I read the "navbox on every page" essay and I disagree with it. Putting "hundreds" of items in a navbox would be an example of Wikilaziness; instead of recommending to the reader the one or two links that most relevantly explain the subject matter, instead waste the reader's time with scores of items that have been free-asssociated with no obvious sequence or ranking by relevancy. An article is instantly de-orphaned if it has a link, either in-line with the text (preferred) or else in a "see also" (if you can't think of a natural way of linking it in the text...and if you can't, then is it really necessarly to link to it anyway?). The essay admits that a "navbox" does the same function as a "see also" section, but without the benefit of an editor recommending items that are most particularly relevant to the matter at hand. Ultimately you'd just need one navbox saying "Other stuff" and put the whole of Wikipedia in it...after all, you might otherwise miss the connection between thermocouples and the Franco-Prussian War. (The advice to search for articles that "need" navoboxes by an Easter-egg hunt using "random article" is precious...if you don't know what's relevant to an article, for goodness sake don't randomly put in a navbox!) --Wtshymanski (talk) 21:48, 31 August 2010 (UTC)

Why not on Userpages?[edit]
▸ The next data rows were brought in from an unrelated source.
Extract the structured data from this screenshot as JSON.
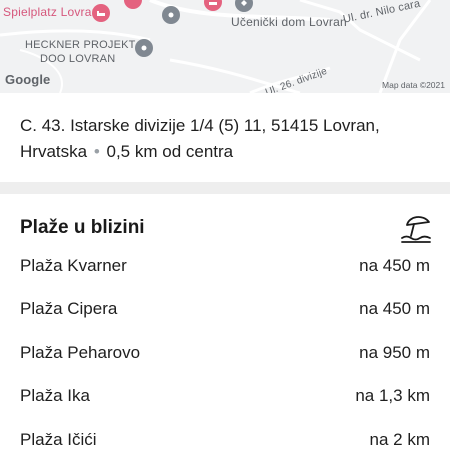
{
  "map": {
    "labels": {
      "spielplatz": "Spielplatz Lovran",
      "ucenicki": "Učenički dom Lovran",
      "street_nilo": "Ul. dr. Nilo cara",
      "heckner_line1": "HECKNER PROJEKT",
      "heckner_line2": "DOO LOVRAN",
      "street_26": "Ul. 26. divizije"
    },
    "logo": "Google",
    "attribution": "Map data ©2021"
  },
  "address": {
    "text": "C. 43. Istarske divizije 1/4 (5) 11, 51415 Lovran, Hrvatska",
    "separator": "•",
    "distance": "0,5 km od centra"
  },
  "beaches": {
    "title": "Plaže u blizini",
    "icon": "beach-umbrella-icon",
    "items": [
      {
        "name": "Plaža Kvarner",
        "distance": "na 450 m"
      },
      {
        "name": "Plaža Cipera",
        "distance": "na 450 m"
      },
      {
        "name": "Plaža Peharovo",
        "distance": "na 950 m"
      },
      {
        "name": "Plaža Ika",
        "distance": "na 1,3 km"
      },
      {
        "name": "Plaža Ičići",
        "distance": "na 2 km"
      }
    ]
  },
  "colors": {
    "map_background": "#f1f2f3",
    "poi_pink": "#e4627f",
    "poi_gray": "#808891",
    "separator": "#eeeeee"
  }
}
The statement "Navboxes should not be placed in user space, ..." caught my attention because I'm finding them quite helpful to navigate a relatively complex page. Can someone explain the reason(s) they should not be used in the User space?

Thanks. -- User:HansWobbe 18:07, 8 July 2012 (UTC)

I second this. I am generally pro-navbox and keep a gallery of my major edits as part of my user page. So I have 8 navboxes I created or overhauled on my user page. Plus, I find it useful to click my user at the top then the navbox link rather than typing some longer article names. >> M.P.Schneider,LC (parlemusfeci) 17:02, 24 April 2013 (UTC)

Good idea[edit]

This essay is a good idea. The arguments need stronger writing. I tried to tweak but was not sufficiently successful IMO. The idea is to be able to use this link on an edit line. When the editor goes to this page, s/he is convinced of the wisdom of (for example) having an appropriate navbox with that article in it and not merely attached to a subordinate article.

I think the name is wrong. Strong! But sounds WP:FRINGE because it is too strong! And wrong, too, I think. How about "Navbox guidelines," or (close to dangerous!) "Manual of style (navboxes)."Student7 (talk) 00:35, 17 March 2013 (UTC)